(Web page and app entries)
↓↓↓
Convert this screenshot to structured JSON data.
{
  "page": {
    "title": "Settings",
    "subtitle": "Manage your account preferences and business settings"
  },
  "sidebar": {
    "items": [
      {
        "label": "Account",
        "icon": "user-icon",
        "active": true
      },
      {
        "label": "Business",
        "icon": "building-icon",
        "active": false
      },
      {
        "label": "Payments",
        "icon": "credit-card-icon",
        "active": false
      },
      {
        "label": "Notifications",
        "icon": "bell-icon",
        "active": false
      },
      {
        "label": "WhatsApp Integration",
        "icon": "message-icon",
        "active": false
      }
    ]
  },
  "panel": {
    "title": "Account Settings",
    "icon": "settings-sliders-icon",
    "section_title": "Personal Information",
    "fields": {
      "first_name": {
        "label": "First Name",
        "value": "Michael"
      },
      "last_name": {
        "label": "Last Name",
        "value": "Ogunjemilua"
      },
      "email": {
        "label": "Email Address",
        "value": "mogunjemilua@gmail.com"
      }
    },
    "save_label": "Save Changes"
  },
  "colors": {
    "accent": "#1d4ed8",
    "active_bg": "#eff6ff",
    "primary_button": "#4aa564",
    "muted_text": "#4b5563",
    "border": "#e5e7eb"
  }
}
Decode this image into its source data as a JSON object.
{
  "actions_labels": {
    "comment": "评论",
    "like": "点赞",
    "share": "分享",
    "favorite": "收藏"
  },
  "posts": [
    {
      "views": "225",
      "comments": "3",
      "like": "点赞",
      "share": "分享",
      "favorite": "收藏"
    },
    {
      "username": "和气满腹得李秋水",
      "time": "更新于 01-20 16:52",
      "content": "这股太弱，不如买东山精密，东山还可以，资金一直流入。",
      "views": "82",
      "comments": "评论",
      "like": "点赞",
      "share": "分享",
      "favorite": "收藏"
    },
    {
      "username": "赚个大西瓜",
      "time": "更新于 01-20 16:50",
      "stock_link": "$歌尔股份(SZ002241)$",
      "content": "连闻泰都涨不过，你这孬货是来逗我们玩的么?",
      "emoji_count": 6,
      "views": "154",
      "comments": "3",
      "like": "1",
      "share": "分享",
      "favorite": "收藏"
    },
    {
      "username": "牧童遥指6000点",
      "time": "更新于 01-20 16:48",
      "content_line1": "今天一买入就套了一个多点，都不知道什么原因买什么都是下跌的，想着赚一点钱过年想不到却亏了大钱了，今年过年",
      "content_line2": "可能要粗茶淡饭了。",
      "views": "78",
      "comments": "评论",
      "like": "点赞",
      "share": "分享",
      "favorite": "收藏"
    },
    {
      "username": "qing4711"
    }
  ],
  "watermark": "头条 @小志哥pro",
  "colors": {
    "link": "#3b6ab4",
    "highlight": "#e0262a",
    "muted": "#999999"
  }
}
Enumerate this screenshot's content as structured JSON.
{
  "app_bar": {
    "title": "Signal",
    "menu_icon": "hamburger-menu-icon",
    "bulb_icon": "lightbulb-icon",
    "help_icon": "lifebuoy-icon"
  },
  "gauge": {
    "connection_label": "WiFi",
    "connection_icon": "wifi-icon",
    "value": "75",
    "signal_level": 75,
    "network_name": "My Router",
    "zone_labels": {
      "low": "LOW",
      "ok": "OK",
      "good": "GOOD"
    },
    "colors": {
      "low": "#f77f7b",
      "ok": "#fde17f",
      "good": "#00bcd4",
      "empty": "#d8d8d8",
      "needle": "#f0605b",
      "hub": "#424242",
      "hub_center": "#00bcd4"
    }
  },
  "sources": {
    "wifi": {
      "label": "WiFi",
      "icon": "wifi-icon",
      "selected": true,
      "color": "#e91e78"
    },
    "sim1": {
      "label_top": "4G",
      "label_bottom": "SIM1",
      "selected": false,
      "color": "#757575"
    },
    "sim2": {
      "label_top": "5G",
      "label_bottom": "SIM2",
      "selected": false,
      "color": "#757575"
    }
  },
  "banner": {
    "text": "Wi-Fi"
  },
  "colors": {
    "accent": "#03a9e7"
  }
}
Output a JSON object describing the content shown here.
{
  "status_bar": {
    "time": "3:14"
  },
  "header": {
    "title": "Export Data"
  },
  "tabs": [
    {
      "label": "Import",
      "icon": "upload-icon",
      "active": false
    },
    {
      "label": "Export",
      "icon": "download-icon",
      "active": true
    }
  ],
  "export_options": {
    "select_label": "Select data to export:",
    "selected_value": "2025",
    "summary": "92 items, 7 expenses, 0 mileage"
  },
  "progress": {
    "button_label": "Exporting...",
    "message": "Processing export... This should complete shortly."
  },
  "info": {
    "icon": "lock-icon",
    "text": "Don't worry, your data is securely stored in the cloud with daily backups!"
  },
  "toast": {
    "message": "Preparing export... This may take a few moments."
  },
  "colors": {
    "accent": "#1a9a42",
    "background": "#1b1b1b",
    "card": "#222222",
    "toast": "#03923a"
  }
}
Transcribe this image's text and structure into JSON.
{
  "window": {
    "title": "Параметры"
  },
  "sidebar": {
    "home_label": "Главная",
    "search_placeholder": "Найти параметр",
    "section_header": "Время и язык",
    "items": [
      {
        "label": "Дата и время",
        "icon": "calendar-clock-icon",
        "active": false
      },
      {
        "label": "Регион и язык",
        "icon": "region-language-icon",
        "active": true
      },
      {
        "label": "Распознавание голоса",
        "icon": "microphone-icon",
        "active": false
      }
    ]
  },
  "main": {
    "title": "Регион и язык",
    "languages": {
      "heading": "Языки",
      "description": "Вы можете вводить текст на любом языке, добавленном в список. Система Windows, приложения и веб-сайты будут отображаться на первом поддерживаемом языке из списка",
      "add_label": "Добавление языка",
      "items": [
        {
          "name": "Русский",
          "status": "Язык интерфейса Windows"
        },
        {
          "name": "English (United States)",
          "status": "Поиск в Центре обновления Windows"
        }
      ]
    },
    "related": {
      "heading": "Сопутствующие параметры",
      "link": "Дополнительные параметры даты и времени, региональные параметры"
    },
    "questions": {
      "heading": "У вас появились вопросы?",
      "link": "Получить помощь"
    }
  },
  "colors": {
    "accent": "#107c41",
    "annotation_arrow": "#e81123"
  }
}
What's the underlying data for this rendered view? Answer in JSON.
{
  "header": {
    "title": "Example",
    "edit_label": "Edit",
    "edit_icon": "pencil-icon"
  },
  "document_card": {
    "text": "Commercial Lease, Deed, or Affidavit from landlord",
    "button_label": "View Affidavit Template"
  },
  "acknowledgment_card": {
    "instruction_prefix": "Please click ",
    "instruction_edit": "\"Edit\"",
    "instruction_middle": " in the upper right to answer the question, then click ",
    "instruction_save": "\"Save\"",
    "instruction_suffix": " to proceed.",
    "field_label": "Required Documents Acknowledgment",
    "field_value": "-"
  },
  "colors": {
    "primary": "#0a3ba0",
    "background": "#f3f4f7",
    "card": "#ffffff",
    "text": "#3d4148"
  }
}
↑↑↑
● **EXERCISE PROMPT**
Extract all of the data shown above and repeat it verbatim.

● **ANSWER BOX**
Convert this screenshot to structured JSON data.
{
  "page": {
    "title": "Settings",
    "subtitle": "Manage your account preferences and business settings"
  },
  "sidebar": {
    "items": [
      {
        "label": "Account",
        "icon": "user-icon",
        "active": true
      },
      {
        "label": "Business",
        "icon": "building-icon",
        "active": false
      },
      {
        "label": "Payments",
        "icon": "credit-card-icon",
        "active": false
      },
      {
        "label": "Notifications",
        "icon": "bell-icon",
        "active": false
      },
      {
        "label": "WhatsApp Integration",
        "icon": "message-icon",
        "active": false
      }
    ]
  },
  "panel": {
    "title": "Account Settings",
    "icon": "settings-sliders-icon",
    "section_title": "Personal Information",
    "fields": {
      "first_name": {
        "label": "First Name",
        "value": "Michael"
      },
      "last_name": {
        "label": "Last Name",
        "value": "Ogunjemilua"
      },
      "email": {
        "label": "Email Address",
        "value": "mogunjemilua@gmail.com"
      }
    },
    "save_label": "Save Changes"
  },
  "colors": {
    "accent": "#1d4ed8",
    "active_bg": "#eff6ff",
    "primary_button": "#4aa564",
    "muted_text": "#4b5563",
    "border": "#e5e7eb"
  }
}
Decode this image into its source data as a JSON object.
{
  "actions_labels": {
    "comment": "评论",
    "like": "点赞",
    "share": "分享",
    "favorite": "收藏"
  },
  "posts": [
    {
      "views": "225",
      "comments": "3",
      "like": "点赞",
      "share": "分享",
      "favorite": "收藏"
    },
    {
      "username": "和气满腹得李秋水",
      "time": "更新于 01-20 16:52",
      "content": "这股太弱，不如买东山精密，东山还可以，资金一直流入。",
      "views": "82",
      "comments": "评论",
      "like": "点赞",
      "share": "分享",
      "favorite": "收藏"
    },
    {
      "username": "赚个大西瓜",
      "time": "更新于 01-20 16:50",
      "stock_link": "$歌尔股份(SZ002241)$",
      "content": "连闻泰都涨不过，你这孬货是来逗我们玩的么?",
      "emoji_count": 6,
      "views": "154",
      "comments": "3",
      "like": "1",
      "share": "分享",
      "favorite": "收藏"
    },
    {
      "username": "牧童遥指6000点",
      "time": "更新于 01-20 16:48",
      "content_line1": "今天一买入就套了一个多点，都不知道什么原因买什么都是下跌的，想着赚一点钱过年想不到却亏了大钱了，今年过年",
      "content_line2": "可能要粗茶淡饭了。",
      "views": "78",
      "comments": "评论",
      "like": "点赞",
      "share": "分享",
      "favorite": "收藏"
    },
    {
      "username": "qing4711"
    }
  ],
  "watermark": "头条 @小志哥pro",
  "colors": {
    "link": "#3b6ab4",
    "highlight": "#e0262a",
    "muted": "#999999"
  }
}
Enumerate this screenshot's content as structured JSON.
{
  "app_bar": {
    "title": "Signal",
    "menu_icon": "hamburger-menu-icon",
    "bulb_icon": "lightbulb-icon",
    "help_icon": "lifebuoy-icon"
  },
  "gauge": {
    "connection_label": "WiFi",
    "connection_icon": "wifi-icon",
    "value": "75",
    "signal_level": 75,
    "network_name": "My Router",
    "zone_labels": {
      "low": "LOW",
      "ok": "OK",
      "good": "GOOD"
    },
    "colors": {
      "low": "#f77f7b",
      "ok": "#fde17f",
      "good": "#00bcd4",
      "empty": "#d8d8d8",
      "needle": "#f0605b",
      "hub": "#424242",
      "hub_center": "#00bcd4"
    }
  },
  "sources": {
    "wifi": {
      "label": "WiFi",
      "icon": "wifi-icon",
      "selected": true,
      "color": "#e91e78"
    },
    "sim1": {
      "label_top": "4G",
      "label_bottom": "SIM1",
      "selected": false,
      "color": "#757575"
    },
    "sim2": {
      "label_top": "5G",
      "label_bottom": "SIM2",
      "selected": false,
      "color": "#757575"
    }
  },
  "banner": {
    "text": "Wi-Fi"
  },
  "colors": {
    "accent": "#03a9e7"
  }
}
Output a JSON object describing the content shown here.
{
  "status_bar": {
    "time": "3:14"
  },
  "header": {
    "title": "Export Data"
  },
  "tabs": [
    {
      "label": "Import",
      "icon": "upload-icon",
      "active": false
    },
    {
      "label": "Export",
      "icon": "download-icon",
      "active": true
    }
  ],
  "export_options": {
    "select_label": "Select data to export:",
    "selected_value": "2025",
    "summary": "92 items, 7 expenses, 0 mileage"
  },
  "progress": {
    "button_label": "Exporting...",
    "message": "Processing export... This should complete shortly."
  },
  "info": {
    "icon": "lock-icon",
    "text": "Don't worry, your data is securely stored in the cloud with daily backups!"
  },
  "toast": {
    "message": "Preparing export... This may take a few moments."
  },
  "colors": {
    "accent": "#1a9a42",
    "background": "#1b1b1b",
    "card": "#222222",
    "toast": "#03923a"
  }
}
Transcribe this image's text and structure into JSON.
{
  "window": {
    "title": "Параметры"
  },
  "sidebar": {
    "home_label": "Главная",
    "search_placeholder": "Найти параметр",
    "section_header": "Время и язык",
    "items": [
      {
        "label": "Дата и время",
        "icon": "calendar-clock-icon",
        "active": false
      },
      {
        "label": "Регион и язык",
        "icon": "region-language-icon",
        "active": true
      },
      {
        "label": "Распознавание голоса",
        "icon": "microphone-icon",
        "active": false
      }
    ]
  },
  "main": {
    "title": "Регион и язык",
    "languages": {
      "heading": "Языки",
      "description": "Вы можете вводить текст на любом языке, добавленном в список. Система Windows, приложения и веб-сайты будут отображаться на первом поддерживаемом языке из списка",
      "add_label": "Добавление языка",
      "items": [
        {
          "name": "Русский",
          "status": "Язык интерфейса Windows"
        },
        {
          "name": "English (United States)",
          "status": "Поиск в Центре обновления Windows"
        }
      ]
    },
    "related": {
      "heading": "Сопутствующие параметры",
      "link": "Дополнительные параметры даты и времени, региональные параметры"
    },
    "questions": {
      "heading": "У вас появились вопросы?",
      "link": "Получить помощь"
    }
  },
  "colors": {
    "accent": "#107c41",
    "annotation_arrow": "#e81123"
  }
}
What's the underlying data for this rendered view? Answer in JSON.
{
  "header": {
    "title": "Example",
    "edit_label": "Edit",
    "edit_icon": "pencil-icon"
  },
  "document_card": {
    "text": "Commercial Lease, Deed, or Affidavit from landlord",
    "button_label": "View Affidavit Template"
  },
  "acknowledgment_card": {
    "instruction_prefix": "Please click ",
    "instruction_edit": "\"Edit\"",
    "instruction_middle": " in the upper right to answer the question, then click ",
    "instruction_save": "\"Save\"",
    "instruction_suffix": " to proceed.",
    "field_label": "Required Documents Acknowledgment",
    "field_value": "-"
  },
  "colors": {
    "primary": "#0a3ba0",
    "background": "#f3f4f7",
    "card": "#ffffff",
    "text": "#3d4148"
  }
}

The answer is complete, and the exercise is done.